    This was like reading about baboons, if Mark Twain had been doing the writing: the author's eye for humor, and his willingness to describe accurately, not just baboons, but also the people he came in contact with: he spares neither them, nor him, nor our own modern day sensibilities. I was laughing out loud, at him, at the baboons, and my own preconceptions.

    I don't give five stars, but this was just too good. I got it on Kindle, and liked it so much I just got through ordering a new paperback edition from Amazon. I didn't need it, and I'm kind of mobile in my old age, but I wanted this in my bookshelf, probably right next to my old Bukowski short stories ;-)

    A great book, and a writer I will now follow avidly

  • This was an excellent book about Baboons, Humans, Maasai tribesmen. Parts of the books make you laugh others make you weep. Robert Sapolsky has the knack taking you into Africa while you are sitting comfortably in your air conditioned home. Strongly recommend a second read

  • Great book! I was assigned this book to read for class, but I would highly recommend reading this just because! It is a great look into the world of primatology, and Saplosky does a fantastic job of introducing us to the world of baboons. Over the course of the book, not only did I learn many different things about baboons, ranging from their hierarchy to the issues they face in terms of conservation, but I also became emotionally attached to the characters in the book. I highly recommend!

  • Professor Sapolsky's scores a hit with his conversational and often humorous account of his many years in and around Africa studying baboons, and living among Africans. For a memoir, Sapolsky spent a relatively small amount of time talking about himself, and when he does his honesty is refreshing and encouraging. Sapolsky also provides the reader vignettes of Africa history, and considerable anthropological background on the rival factions in and around Kenya. His recounting of the widespread graft reminded me of Theodore Dalrymple's excellent essay After Empire, where freedom from the colonialist has been replaced by nepotism, tribal patronage, virulent racism, and obscenely corrupt governments.
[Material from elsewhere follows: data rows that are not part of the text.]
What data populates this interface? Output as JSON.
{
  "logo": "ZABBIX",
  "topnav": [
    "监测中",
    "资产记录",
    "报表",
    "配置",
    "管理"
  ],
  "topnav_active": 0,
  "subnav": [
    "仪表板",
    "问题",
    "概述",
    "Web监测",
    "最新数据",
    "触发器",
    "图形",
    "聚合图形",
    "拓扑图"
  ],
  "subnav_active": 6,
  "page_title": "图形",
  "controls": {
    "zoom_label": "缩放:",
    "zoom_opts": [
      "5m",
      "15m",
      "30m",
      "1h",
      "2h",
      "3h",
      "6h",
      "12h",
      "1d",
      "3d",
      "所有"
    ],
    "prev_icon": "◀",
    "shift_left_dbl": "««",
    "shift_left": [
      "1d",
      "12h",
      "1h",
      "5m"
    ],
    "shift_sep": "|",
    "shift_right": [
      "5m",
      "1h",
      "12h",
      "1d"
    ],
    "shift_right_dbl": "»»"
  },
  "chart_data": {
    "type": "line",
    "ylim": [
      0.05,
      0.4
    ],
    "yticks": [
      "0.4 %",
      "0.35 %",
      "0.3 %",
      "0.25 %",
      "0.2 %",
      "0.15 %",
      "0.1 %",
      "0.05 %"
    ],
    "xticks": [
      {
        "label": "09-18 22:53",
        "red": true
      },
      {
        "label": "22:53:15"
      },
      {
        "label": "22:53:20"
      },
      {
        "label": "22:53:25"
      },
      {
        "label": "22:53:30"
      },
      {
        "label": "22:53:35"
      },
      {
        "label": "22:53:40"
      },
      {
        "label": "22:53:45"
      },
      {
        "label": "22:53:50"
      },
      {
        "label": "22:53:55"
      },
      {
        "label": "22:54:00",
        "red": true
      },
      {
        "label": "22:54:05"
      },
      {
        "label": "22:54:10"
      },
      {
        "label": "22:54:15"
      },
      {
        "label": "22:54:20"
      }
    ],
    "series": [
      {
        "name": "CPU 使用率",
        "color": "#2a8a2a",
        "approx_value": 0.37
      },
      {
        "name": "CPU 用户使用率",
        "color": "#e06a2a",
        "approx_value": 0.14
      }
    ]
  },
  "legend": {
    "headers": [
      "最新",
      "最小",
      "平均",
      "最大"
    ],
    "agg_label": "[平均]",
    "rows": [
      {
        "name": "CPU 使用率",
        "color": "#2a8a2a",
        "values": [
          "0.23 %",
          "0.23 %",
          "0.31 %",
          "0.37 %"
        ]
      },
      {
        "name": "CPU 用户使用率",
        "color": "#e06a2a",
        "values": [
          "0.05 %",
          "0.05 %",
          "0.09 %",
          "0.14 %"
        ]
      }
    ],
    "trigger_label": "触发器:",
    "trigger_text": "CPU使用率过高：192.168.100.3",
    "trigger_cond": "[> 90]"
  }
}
    The reader never for a moment doubts Sapolsky's love for his baboons; his passion is evident is the workmanlike narrative of day to day troop life; the pecking order, and the social characteristics of baboon "society." Sapolsky also writes movingly of the tragedies of his beloved troop, and his favorite subjects.

    This is an excellent account written by a man with a passion for his work and is highly recommended.